NIGERIAN health officials have shot holes in an ambitious plan to recall thousands of diasporans back home warning that the country does not have enough isolation centres to accommodate such a huge influx of people who could be coronavirus positive.
Over recent weeks, Nigerian missions abroad have been asked to step up plans to evacuate citizens who wish to return to the country from abroad. Under the arrangement, anyone returning from aboard on board specially chartered flights which will be used for the exercise, will be placed in quarantine for 14 days and only allowed home after they have been tested and certified as negative.
However, health officials have warned that the proposal is fraught with problems as Nigeria does not have enough isolation centres to accommodate such a large influx of diasporans. Foreign minister Geoffrey Onyeama, has himself accepted that the evacuation plan may now not be realistic as anyone returning will need to be kept in isolation for 14 days.
Mr Onyeama said: “We have received the numbers from our various embassies around the world and are collating them. Then, we will select two airlines that will be responsible for going to fetch them.

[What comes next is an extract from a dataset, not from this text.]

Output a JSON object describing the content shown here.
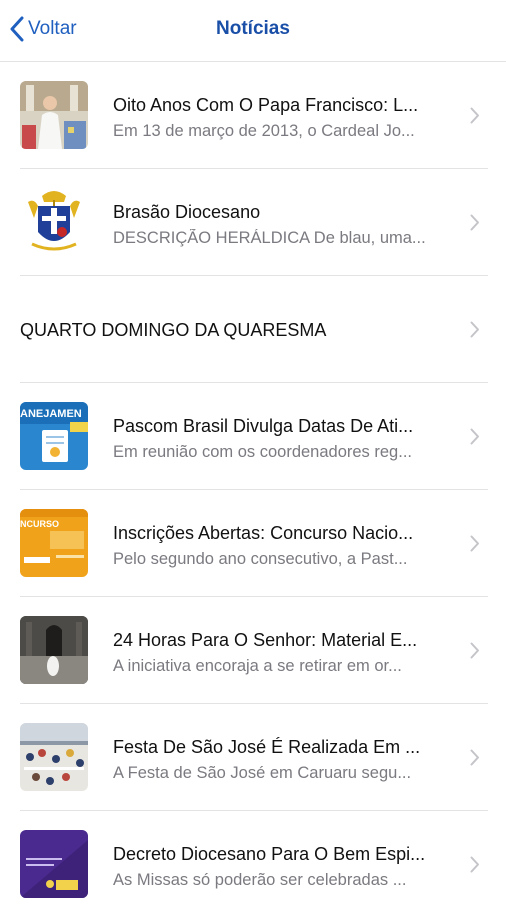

“The numbers are high and the places where we can isolate them are not enough for those numbers, so, we will have to do it in a targeted fashion. Together with the National Emergency Management Agency and the health ministry, we will have to come to an agreement to be bringing them back according to the number of beds and other things that are available.”
He also warned Nigerians against stigmatising patients and survivors of coronavirus, which is now becoming commonplace across Nigeria. Mr Onyeama expressed concerns about this leading to a possible exponential increase in infection rates as many of those with the symptoms would prefer to remain in their closets, rather than step forward for evaluation and treatment.
Health minister Dr Osagie Ehanire, added: “The Covid-19 outbreak has provoked social stigma and discrimination against anyone thought to have been in contact with the virus as well as people of certain backgrounds. This negative association means those with the disease, their caregivers, family, friends and communities, are labelled, stereotyped, discriminated against and treated poorly because of a disease.
“Unfortunately, stigma can prompt social isolation of persons or groups and drives people to hide the illness, prevents them from seeking health care immediately, and discourages them from adopting healthy behaviours. This could cause a situation where the virus is more likely to spread and increase the difficulty of controlling the Covid-19 outbreak.
“We must not stigmatise persons who have recovered from Covid-19. Our national testing capacity has been increased to 3,000 per day in 13 molecular laboratories nationwide activated by the Nigeria Centre for Disease Control.”